Firstly, a hierarchy is put in place based on our degree of confidence in each source; which were generally higher for the demographics contained in smaller regions. To explain this a little further, here is an example. The Australian Bureau of Statistics (ABS) defines its data by different statistical areas (SA). At the SA2 level the employment is spread over SA2 boundaries across the state. Therefore, within a SA2 region the locations of the specific population and employment areas is not known, the employment is merely spread evenly over that region. SA1 regions are smaller areas and so we get more confident about the locations that contain the population and employment and with the collector district we have even smaller areas that the employment and population data are located in and so this means we are even more accurate. The point demographics are the best estimate we have regarding the exact locations of employment for certain industries however assumptions usually have to be made for the actual employment numbers and so we need to constrain these numbers to the higher level regions.
In the model, each node in the network will have population and employment associated with it. As the model works at a point level, one point in a collector district may also be contained in SA1 and SA2 layers. Therefore, given the defined hierarchy mentioned above, we can now start constraining the data to get consistency across all the regions.
We show an example here for Queensland, Australia.
The order of confidence is set out below with 1 being the best data we have.
- Toowoomba Regional Council (TRC) - collector district (CD)
- South East Queensland (SEQ) - SA1
- Queensland (QLD) - SA1, SA2
- Point Demographics
Collation process for employment
The steps implemented for combining all the layers together for employment is listed below.
The TRC collector district employment projections gets subtracted from SEQ SA1 employment projections since we are most confident in the TRC data
Then whatever is left of the TRC collector district employment projections gets subtracted from the QLD SA2 employment projections since some of TRC is not contained in SEQ
Whatever is left from the SEQ SA1 employment projections then gets subtracted from the QLD SA2 employment projections. The QLD SA2 level projections is the level we are least confident about as SA2 is a larger area than SA1 and collector district.
The point demographic employment sites first get constrained by TRC CD, SEQ SA1 and QLD SA2 (in that order) so that the employment numbers at each point are never higher than the employment in the larger regions. For example, if 50 mining employees at a site but TRC CD only had 20 mining employees then then this step would factor down the mining employees at that point to 20 to be consistent with the higher level (TRC CD) layer.
After we trust the point demographic employment numbers more by constraining them with the higher levels of data, we then subtract the point demographic employment sites from TRC,SEQ and QLD as before.
Collation process for population
Combining all the layers for population is similar to the employment method, only simpler, as we do not have to deal with the point demographics.

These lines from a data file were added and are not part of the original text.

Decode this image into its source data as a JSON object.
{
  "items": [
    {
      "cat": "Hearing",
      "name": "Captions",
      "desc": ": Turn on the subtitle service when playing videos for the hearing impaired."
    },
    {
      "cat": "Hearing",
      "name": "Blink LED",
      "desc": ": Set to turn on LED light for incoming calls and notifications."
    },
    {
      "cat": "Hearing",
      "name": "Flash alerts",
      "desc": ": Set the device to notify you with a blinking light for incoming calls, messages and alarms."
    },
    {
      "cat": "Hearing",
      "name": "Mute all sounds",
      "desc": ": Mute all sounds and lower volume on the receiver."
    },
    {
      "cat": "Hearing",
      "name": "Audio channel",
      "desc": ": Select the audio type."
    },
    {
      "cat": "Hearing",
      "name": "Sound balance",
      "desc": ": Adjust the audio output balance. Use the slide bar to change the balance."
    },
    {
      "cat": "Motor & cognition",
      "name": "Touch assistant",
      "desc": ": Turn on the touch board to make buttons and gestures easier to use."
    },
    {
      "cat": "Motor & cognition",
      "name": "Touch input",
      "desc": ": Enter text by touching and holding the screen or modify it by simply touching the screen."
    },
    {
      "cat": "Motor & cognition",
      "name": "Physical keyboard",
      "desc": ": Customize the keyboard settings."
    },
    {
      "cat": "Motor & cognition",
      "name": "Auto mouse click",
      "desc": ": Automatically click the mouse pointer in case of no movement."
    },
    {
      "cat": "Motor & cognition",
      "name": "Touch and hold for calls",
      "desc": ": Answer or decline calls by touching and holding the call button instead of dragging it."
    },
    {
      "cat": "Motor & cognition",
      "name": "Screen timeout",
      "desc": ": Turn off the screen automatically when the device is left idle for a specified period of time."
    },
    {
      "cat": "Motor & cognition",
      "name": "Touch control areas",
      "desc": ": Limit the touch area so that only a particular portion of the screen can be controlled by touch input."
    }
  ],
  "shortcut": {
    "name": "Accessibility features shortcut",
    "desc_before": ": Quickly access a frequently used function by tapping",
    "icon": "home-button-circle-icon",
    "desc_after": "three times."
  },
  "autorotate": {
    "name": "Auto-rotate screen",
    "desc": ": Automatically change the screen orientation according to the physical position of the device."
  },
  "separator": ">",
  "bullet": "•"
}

The steps implemented for combining all the information for population is listed below.
The TRC collector district population projections gets subtracted from SEQ SA1 population projections since we are most confident in the TRC data
Then the remaining TRC collector district population projections gets subtracted from the QLD SA1 population projections
Whatever is left from the SEQ SA1 population projections then gets subtracted from the QLD SA1 population projections which is the level we are least confident about
Note that this approach is not guaranteed to give optimal projections but it is the best method we have to keeping consistency across regions and deal with the different data sources and confidence in this data. It is difficult to see how a more realistic approach could be developed without implementing a full land use supply/demand model which is clearly beyond the scope of this work.